16 Feb Award For Loss of Future Earnings Despite Minimal Past Wage Loss

When a person is injured in an accident, their ability to work may be affected.  How much they are affected will vary from case to case, depending on the circumstances.  Sometimes an injured person will continue to work but in a limited or changed capacity.  Other times the injuries prevent a person from returning to work at all.

In Ali v. Rai, 2015 BCSC 2085, the Plaintiff was involved in two motor vehicle accidents. As a result of the accidents, he developed a chronic back injury.  He continued to experience chronic back pain at the time of trial, more than 4 years after the first accident.  The judge found that his back injury affected all aspects of his life and awarded him $60,000 for pain and suffering.

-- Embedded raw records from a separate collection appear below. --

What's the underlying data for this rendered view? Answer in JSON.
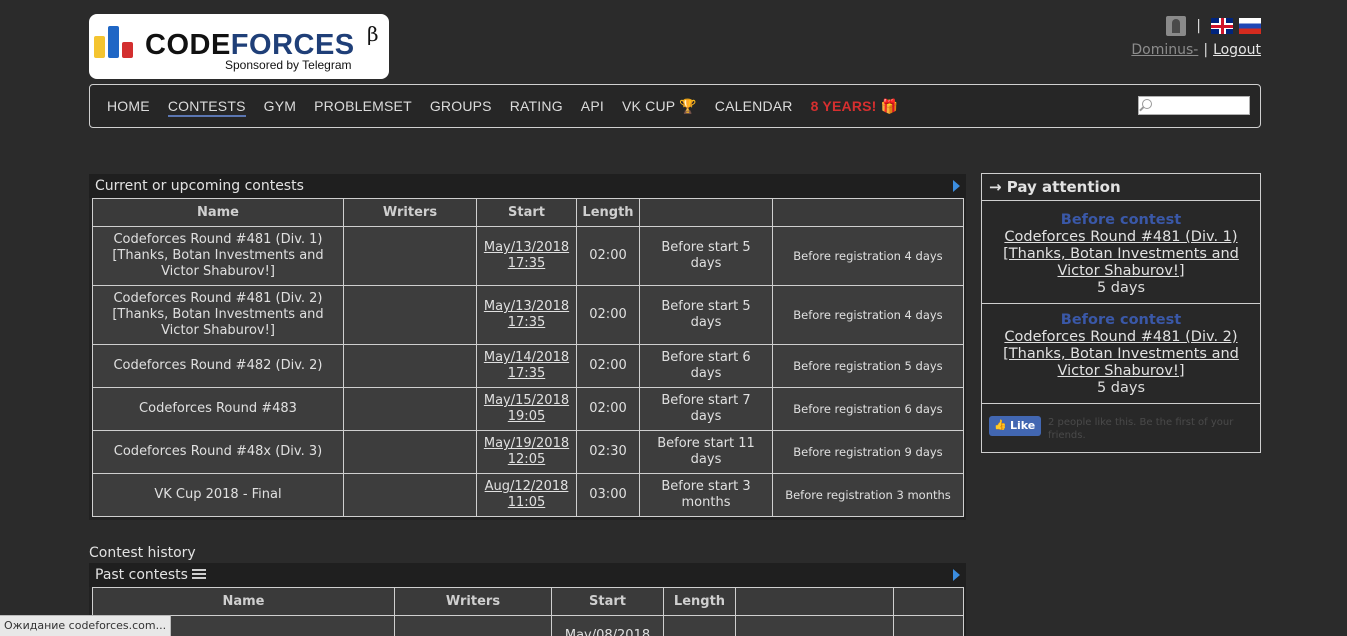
{
  "header": {
    "logo_text_part1": "CODE",
    "logo_text_part2": "FORCES",
    "logo_beta": "β",
    "sponsor": "Sponsored by Telegram",
    "username": "Dominus-",
    "logout_label": "Logout",
    "separator": "|"
  },
  "menu": {
    "items": [
      "HOME",
      "CONTESTS",
      "GYM",
      "PROBLEMSET",
      "GROUPS",
      "RATING",
      "API",
      "VK CUP 🏆",
      "CALENDAR",
      "8 YEARS! 🎁"
    ],
    "active": "CONTESTS",
    "search_placeholder": ""
  },
  "upcoming": {
    "caption": "Current or upcoming contests",
    "headers": [
      "Name",
      "Writers",
      "Start",
      "Length",
      "",
      ""
    ],
    "rows": [
      {
        "name": "Codeforces Round #481 (Div. 1) [Thanks, Botan Investments and Victor Shaburov!]",
        "writers": "",
        "start_date": "May/13/2018",
        "start_time": "17:35",
        "length": "02:00",
        "before_start": "Before start 5 days",
        "registration": "Before registration 4 days"
      },
      {
        "name": "Codeforces Round #481 (Div. 2) [Thanks, Botan Investments and Victor Shaburov!]",
        "writers": "",
        "start_date": "May/13/2018",
        "start_time": "17:35",
        "length": "02:00",
        "before_start": "Before start 5 days",
        "registration": "Before registration 4 days"
      },
      {
        "name": "Codeforces Round #482 (Div. 2)",
        "writers": "",
        "start_date": "May/14/2018",
        "start_time": "17:35",
        "length": "02:00",
        "before_start": "Before start 6 days",
        "registration": "Before registration 5 days"
      },
      {
        "name": "Codeforces Round #483",
        "writers": "",
        "start_date": "May/15/2018",
        "start_time": "19:05",
        "length": "02:00",
        "before_start": "Before start 7 days",
        "registration": "Before registration 6 days"
      },
      {
        "name": "Codeforces Round #48x (Div. 3)",
        "writers": "",
        "start_date": "May/19/2018",
        "start_time": "12:05",
        "length": "02:30",
        "before_start": "Before start 11 days",
        "registration": "Before registration 9 days"
      },
      {
        "name": "VK Cup 2018 - Final",
        "writers": "",
        "start_date": "Aug/12/2018",
        "start_time": "11:05",
        "length": "03:00",
        "before_start": "Before start 3 months",
        "registration": "Before registration 3 months"
      }
    ]
  },
  "history": {
    "title": "Contest history",
    "caption": "Past contests",
    "headers": [
      "Name",
      "Writers",
      "Start",
      "Length",
      "",
      ""
    ],
    "partial_row_start": "May/08/2018"
  },
  "sidebar": {
    "title": "→ Pay attention",
    "items": [
      {
        "label": "Before contest",
        "contest": "Codeforces Round #481 (Div. 1) [Thanks, Botan Investments and Victor Shaburov!]",
        "time": "5 days"
      },
      {
        "label": "Before contest",
        "contest": "Codeforces Round #481 (Div. 2) [Thanks, Botan Investments and Victor Shaburov!]",
        "time": "5 days"
      }
    ],
    "like_label": "Like",
    "like_text": "2 people like this. Be the first of your friends."
  },
  "status_bar": "Ожидание codeforces.com..."
}
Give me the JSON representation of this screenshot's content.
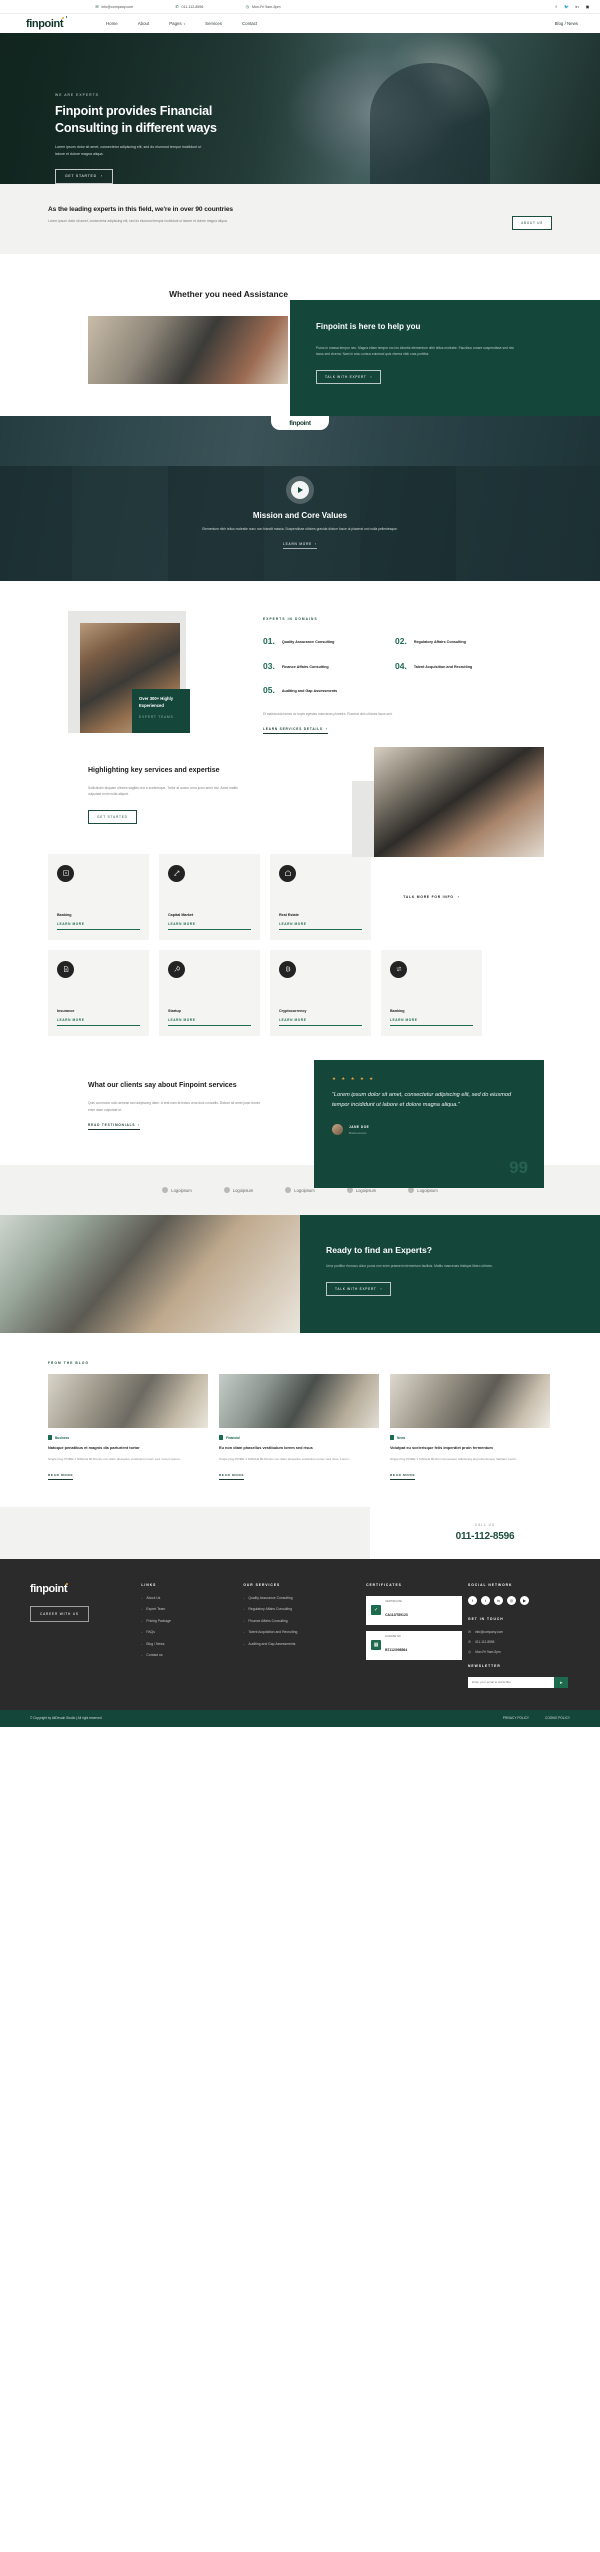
{
  "topbar": {
    "email": "info@company.com",
    "phone": "011-112-8596",
    "hours": "Mon-Fri 9am-5pm",
    "socials": [
      "facebook-icon",
      "twitter-icon",
      "linkedin-icon",
      "instagram-icon"
    ]
  },
  "nav": {
    "brand": "finpoint",
    "links": [
      "Home",
      "About",
      "Pages",
      "Services",
      "Contact"
    ],
    "right_link": "Blog / News"
  },
  "hero": {
    "eyebrow": "WE ARE EXPERTS",
    "title": "Finpoint provides Financial Consulting in different ways",
    "body": "Lorem ipsum dolor sit amet, consectetur adipiscing elit, sed do eiusmod tempor incididunt ut labore et dolore magna aliqua.",
    "cta": "GET STARTED"
  },
  "band": {
    "heading": "As the leading experts in this field, we're in over 90 countries",
    "body": "Lorem ipsum dolor sit amet, consectetur adipiscing elit, sed do eiusmod tempor incididunt ut labore et dolore magna aliqua.",
    "cta": "ABOUT US"
  },
  "assist": {
    "heading": "Whether you need Assistance",
    "card_title": "Finpoint is here to help you",
    "card_body": "Purus in massa tempor nec. Magna etiam tempor orci eu lobortis elementum nibh tellus molestie. Faucibus ornare suspendisse sed nisi lacus sed viverra. Nam in arcu cursus euismod quis viverra nibh cras porttitor.",
    "cta": "TALK WITH EXPERT"
  },
  "video": {
    "badge": "finpoint",
    "title": "Mission and Core Values",
    "body": "Elementum nibh tellus molestie nunc non blandit massa. Suspendisse ultrices gravida dictum fusce ut placerat orci nulla pellentesque.",
    "cta": "LEARN MORE"
  },
  "domains": {
    "eyebrow": "EXPERTS IN DOMAINS",
    "items": [
      {
        "num": "01.",
        "label": "Quality Assurance Consulting"
      },
      {
        "num": "02.",
        "label": "Regulatory Affairs Consulting"
      },
      {
        "num": "03.",
        "label": "Finance Affairs Consulting"
      },
      {
        "num": "04.",
        "label": "Talent Acquisition and Recruiting"
      },
      {
        "num": "05.",
        "label": "Auditing and Gap Assessments"
      }
    ],
    "foot": "Et malesuada fames ac turpis egestas maecenas pharetra. Placerat duis ultricies lacus sed.",
    "cta": "LEARN SERVICES DETAILS",
    "badge_title": "Over 300+ Highly Experienced",
    "badge_sub": "EXPERT TEAMS"
  },
  "highlight": {
    "heading": "Highlighting key services and expertise",
    "body": "Sollicitudin aliquam ultrices sagittis orci a scelerisque. Tortor at auctor urna justo amet nisi. Amet mattis vulputate enim nulla aliquet.",
    "cta": "GET STARTED"
  },
  "cards": {
    "row1": [
      {
        "title": "Banking",
        "link": "LEARN MORE",
        "icon": "bank-icon"
      },
      {
        "title": "Capital Market",
        "link": "LEARN MORE",
        "icon": "chart-up-icon"
      },
      {
        "title": "Real Estate",
        "link": "LEARN MORE",
        "icon": "house-icon"
      }
    ],
    "row2": [
      {
        "title": "Insurance",
        "link": "LEARN MORE",
        "icon": "shield-doc-icon"
      },
      {
        "title": "Startup",
        "link": "LEARN MORE",
        "icon": "rocket-icon"
      },
      {
        "title": "Cryptocurrency",
        "link": "LEARN MORE",
        "icon": "bitcoin-icon"
      },
      {
        "title": "Banking",
        "link": "LEARN MORE",
        "icon": "transfer-icon"
      }
    ],
    "more": "TALK MORE FOR INFO"
  },
  "testimonial": {
    "heading": "What our clients say about Finpoint services",
    "body": "Quis commodo odio aenean sed adipiscing diam. A erat nam at lectus urna duis convallis. Dictum sit amet justo donec enim diam vulputate ut.",
    "cta": "READ TESTIMONIALS",
    "stars": "★ ★ ★ ★ ★",
    "quote": "Lorem ipsum dolor sit amet, consectetur adipiscing elit, sed do eiusmod tempor incididunt ut labore et dolore magna aliqua.",
    "author": "JANE DOE",
    "role": "Businessman",
    "mark": "99"
  },
  "logos": [
    "Logoipsum",
    "Logoipsum",
    "Logoipsum",
    "Logoipsum",
    "Logoipsum"
  ],
  "cta": {
    "heading": "Ready to find an Experts?",
    "body": "Urna porttitor rhoncus dolor purus non enim praesent elementum facilisis. Mattis maecenas tristique libero ultrices.",
    "button": "TALK WITH EXPERT"
  },
  "blog": {
    "eyebrow": "FROM THE BLOG",
    "posts": [
      {
        "tag": "Business",
        "title": "Natoque penatibus et magnis dis parturient tortor",
        "desc": "Single blog HOME 1 SINGLE BLOG Eu non diam phasellus vestibulum lorem sed. Lorem ipsum...",
        "more": "READ MORE"
      },
      {
        "tag": "Financial",
        "title": "Eu non diam phasellus vestibulum lorem sed risus",
        "desc": "Single blog HOME 1 SINGLE BLOG Eu non diam phasellus vestibulum lorem sed risus. Lorem...",
        "more": "READ MORE"
      },
      {
        "tag": "News",
        "title": "Volutpat eu scelerisque felis imperdiet proin fermentum",
        "desc": "Single blog HOME 1 SINGLE BLOG Consectetur adipiscing elit pellentesque habitant morbi...",
        "more": "READ MORE"
      }
    ]
  },
  "phone_band": {
    "label": "CALL US",
    "number": "011-112-8596"
  },
  "footer": {
    "brand": "finpoint",
    "career_btn": "CAREER WITH US",
    "links_heading": "LINKS",
    "links": [
      "About Us",
      "Expert Team",
      "Pricing Package",
      "FAQs",
      "Blog / News",
      "Contact us"
    ],
    "services_heading": "OUR SERVICES",
    "services": [
      "Quality Assurance Consulting",
      "Regulatory Affairs Consulting",
      "Finance Affairs Consulting",
      "Talent Acquisition and Recruiting",
      "Auditing and Gap Assessments"
    ],
    "cert_heading": "CERTIFICATES",
    "certs": [
      {
        "label": "CERTIFICATE",
        "code": "CA112/789123"
      },
      {
        "label": "LICENSE NO",
        "code": "B7112/098564"
      }
    ],
    "social_heading": "SOCIAL NETWORK",
    "socials": [
      "facebook-icon",
      "twitter-icon",
      "linkedin-icon",
      "instagram-icon",
      "youtube-icon"
    ],
    "touch_heading": "GET IN TOUCH",
    "contacts": [
      {
        "icon": "mail-icon",
        "text": "info@company.com"
      },
      {
        "icon": "phone-icon",
        "text": "011-112-8596"
      },
      {
        "icon": "clock-icon",
        "text": "Mon-Fri 9am-5pm"
      }
    ],
    "newsletter_heading": "NEWSLETTER",
    "newsletter_placeholder": "Enter your email to subscribe",
    "newsletter_btn": "send-icon",
    "copyright": "© Copyright by AliDevain Studio | All right reserved",
    "bottom_links": [
      "PRIVACY POLICY",
      "COOKIE POLICY"
    ]
  },
  "colors": {
    "brand_green": "#14463a",
    "accent_green": "#1d6b4f",
    "gold": "#e8a33d",
    "dark": "#2b2b2b"
  }
}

As in many personal injury cases, the biggest dispute between the Plaintiff and ICBC was whether the Plaintiff would suffer a future loss of earnings as a result of his injuries. Following the accidents, the Plaintiff’s role at work evolved from heavy lifting and operating machinery to a supervisory and training role. Since he continued to work, albeit in another role, he did not suffer any wage loss between the date of the accidents and the trial. ICBC argued that this would continue because he had an accommodating employer. The Plaintiff argued that if his employer sold her business in the future or reduced his hours, he would be less valuable to other potential employers because of his inability to do physical work.

The Judge agreed with the Plaintiff.  He was satisfied that the Plaintiff had proven a real and substantial possibility of future loss of income and awarded him $110,000 for this head of damage.

If you have been injured, it might seem obvious to you that your injuries will affect your future job prospects.  However, you still have to prove this in court.  At Acheson Whitley Sweeney Foley, we have the expertise to help you do this.